#### Exercise goal:
Retrieve every line of the data holding the word "Wagyu".

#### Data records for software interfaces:

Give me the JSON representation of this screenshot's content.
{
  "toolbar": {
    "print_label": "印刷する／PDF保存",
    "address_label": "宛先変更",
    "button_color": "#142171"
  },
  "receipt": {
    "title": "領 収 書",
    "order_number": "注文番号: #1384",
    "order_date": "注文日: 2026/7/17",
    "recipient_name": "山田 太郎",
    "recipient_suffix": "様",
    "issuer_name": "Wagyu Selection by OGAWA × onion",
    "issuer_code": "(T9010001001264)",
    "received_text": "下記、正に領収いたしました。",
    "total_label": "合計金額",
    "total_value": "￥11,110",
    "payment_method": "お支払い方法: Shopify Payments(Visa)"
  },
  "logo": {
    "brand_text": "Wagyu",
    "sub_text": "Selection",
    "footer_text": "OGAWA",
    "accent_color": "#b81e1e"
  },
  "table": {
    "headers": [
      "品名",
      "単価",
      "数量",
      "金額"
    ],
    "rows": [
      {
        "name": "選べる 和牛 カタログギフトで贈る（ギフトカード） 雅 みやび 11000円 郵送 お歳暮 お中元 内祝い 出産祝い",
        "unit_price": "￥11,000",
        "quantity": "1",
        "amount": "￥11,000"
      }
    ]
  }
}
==
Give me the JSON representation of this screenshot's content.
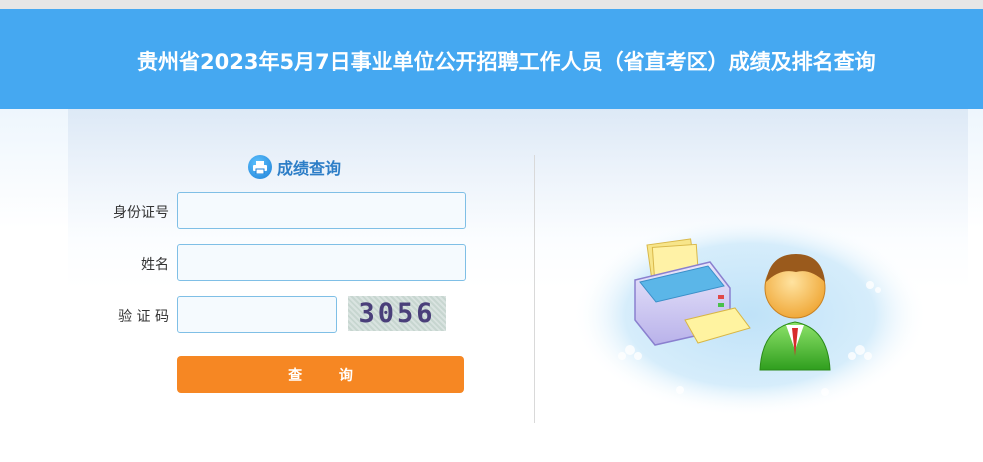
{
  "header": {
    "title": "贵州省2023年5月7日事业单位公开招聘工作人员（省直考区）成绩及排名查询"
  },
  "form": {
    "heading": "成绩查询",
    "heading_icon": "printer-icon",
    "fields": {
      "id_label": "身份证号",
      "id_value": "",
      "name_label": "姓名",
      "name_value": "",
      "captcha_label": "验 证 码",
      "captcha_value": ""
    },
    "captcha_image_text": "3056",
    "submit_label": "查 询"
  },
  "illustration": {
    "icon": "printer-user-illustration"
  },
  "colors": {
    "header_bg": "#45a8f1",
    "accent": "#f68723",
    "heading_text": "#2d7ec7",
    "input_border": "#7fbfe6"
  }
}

#### Exercise result:
    "issuer_name": "Wagyu Selection by OGAWA × onion",
    "brand_text": "Wagyu",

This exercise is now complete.